Start of Records to use

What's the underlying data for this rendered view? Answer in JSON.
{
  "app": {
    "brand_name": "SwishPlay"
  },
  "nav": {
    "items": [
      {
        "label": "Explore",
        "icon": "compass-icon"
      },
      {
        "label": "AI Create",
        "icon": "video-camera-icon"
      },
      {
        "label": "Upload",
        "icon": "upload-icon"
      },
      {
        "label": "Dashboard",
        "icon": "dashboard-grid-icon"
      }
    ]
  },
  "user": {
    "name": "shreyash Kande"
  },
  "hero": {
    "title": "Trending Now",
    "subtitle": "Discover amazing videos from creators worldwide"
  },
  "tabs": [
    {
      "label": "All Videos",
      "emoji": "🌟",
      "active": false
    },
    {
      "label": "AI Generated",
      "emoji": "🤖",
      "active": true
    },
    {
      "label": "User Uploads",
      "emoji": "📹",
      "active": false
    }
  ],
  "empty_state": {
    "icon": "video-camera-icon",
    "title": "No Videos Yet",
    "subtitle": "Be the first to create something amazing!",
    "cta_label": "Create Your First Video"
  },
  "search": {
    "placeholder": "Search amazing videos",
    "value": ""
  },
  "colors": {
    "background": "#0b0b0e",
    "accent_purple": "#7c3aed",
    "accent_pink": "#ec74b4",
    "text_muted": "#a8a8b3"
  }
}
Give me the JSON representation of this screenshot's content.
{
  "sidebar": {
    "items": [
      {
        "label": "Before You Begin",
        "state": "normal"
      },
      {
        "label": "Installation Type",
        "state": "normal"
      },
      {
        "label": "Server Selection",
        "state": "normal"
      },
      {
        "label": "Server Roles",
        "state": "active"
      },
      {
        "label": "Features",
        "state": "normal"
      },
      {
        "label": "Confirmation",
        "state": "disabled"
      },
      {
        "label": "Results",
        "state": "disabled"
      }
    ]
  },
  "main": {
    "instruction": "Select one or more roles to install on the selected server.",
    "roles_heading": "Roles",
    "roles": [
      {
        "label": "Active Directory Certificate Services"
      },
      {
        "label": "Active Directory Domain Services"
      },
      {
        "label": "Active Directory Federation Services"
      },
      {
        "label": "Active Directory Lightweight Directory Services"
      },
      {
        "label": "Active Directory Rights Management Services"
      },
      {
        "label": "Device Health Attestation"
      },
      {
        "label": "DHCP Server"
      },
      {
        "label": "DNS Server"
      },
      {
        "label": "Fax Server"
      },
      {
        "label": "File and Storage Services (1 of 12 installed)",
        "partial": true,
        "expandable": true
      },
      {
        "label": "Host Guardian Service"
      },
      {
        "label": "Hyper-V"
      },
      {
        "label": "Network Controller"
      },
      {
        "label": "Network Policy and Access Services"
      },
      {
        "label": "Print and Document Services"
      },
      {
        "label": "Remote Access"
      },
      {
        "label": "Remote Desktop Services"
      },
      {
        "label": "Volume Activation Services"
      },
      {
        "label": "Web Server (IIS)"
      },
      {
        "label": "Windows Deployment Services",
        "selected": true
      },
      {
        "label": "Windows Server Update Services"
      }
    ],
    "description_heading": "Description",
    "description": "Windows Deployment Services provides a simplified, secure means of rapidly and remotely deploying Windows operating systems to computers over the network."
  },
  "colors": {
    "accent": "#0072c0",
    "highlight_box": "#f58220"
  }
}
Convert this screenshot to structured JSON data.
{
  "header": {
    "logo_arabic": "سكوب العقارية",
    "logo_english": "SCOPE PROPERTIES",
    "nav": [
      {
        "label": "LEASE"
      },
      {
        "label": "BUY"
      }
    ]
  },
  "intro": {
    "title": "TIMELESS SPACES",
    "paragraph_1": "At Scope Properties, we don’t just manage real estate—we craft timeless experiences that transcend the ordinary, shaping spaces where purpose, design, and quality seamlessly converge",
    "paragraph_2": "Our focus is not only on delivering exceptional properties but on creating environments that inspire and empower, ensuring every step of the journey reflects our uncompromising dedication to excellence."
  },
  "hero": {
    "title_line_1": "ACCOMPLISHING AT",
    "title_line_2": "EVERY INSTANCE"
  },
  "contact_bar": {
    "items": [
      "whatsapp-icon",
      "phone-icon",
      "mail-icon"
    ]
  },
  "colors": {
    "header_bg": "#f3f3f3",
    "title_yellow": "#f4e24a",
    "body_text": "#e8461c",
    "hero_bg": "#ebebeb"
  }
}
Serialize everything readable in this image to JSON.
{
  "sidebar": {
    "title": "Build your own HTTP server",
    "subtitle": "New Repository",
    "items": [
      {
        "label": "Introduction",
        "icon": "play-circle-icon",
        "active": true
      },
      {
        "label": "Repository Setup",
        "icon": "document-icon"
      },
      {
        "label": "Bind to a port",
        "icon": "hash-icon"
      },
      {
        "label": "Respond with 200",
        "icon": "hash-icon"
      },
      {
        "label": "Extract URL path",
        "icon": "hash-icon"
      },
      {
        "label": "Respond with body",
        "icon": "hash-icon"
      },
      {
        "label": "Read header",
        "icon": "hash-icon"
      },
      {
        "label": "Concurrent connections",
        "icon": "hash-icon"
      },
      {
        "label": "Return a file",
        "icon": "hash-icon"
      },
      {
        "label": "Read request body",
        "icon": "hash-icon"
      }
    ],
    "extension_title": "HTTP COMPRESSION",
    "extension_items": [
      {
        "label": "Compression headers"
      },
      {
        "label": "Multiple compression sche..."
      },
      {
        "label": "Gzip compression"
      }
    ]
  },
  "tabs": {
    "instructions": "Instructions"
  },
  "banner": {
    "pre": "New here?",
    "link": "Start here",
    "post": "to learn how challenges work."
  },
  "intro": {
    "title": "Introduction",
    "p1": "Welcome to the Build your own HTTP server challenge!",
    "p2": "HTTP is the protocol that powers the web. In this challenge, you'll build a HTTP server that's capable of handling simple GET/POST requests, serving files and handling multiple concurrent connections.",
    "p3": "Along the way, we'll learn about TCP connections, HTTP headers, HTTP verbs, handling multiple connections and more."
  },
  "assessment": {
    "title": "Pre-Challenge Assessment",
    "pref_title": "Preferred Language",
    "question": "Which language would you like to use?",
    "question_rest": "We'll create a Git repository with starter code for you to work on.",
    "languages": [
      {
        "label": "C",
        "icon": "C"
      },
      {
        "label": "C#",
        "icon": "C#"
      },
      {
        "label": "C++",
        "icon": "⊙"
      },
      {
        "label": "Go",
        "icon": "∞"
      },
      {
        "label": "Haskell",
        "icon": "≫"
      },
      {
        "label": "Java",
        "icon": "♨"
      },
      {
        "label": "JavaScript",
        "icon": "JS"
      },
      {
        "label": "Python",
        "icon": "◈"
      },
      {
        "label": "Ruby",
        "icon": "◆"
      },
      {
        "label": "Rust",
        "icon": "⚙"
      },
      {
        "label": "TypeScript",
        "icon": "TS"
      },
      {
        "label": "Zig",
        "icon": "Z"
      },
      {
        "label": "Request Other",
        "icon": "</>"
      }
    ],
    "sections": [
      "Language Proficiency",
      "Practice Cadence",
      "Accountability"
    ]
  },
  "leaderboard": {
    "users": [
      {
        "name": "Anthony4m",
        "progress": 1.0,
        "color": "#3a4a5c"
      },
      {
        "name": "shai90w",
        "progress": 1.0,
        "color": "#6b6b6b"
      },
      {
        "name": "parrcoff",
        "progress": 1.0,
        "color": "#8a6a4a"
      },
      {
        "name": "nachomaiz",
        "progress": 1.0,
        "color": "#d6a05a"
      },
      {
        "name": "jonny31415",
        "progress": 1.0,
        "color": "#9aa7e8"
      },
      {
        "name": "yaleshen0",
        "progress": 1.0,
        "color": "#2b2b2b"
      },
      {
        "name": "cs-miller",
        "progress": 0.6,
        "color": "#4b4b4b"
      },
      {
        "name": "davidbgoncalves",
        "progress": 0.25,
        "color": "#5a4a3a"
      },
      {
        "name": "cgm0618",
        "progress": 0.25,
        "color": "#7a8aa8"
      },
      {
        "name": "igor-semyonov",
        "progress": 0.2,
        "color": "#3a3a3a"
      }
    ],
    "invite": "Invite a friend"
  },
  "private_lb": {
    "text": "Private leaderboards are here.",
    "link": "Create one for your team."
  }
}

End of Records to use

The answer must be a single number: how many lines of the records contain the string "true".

5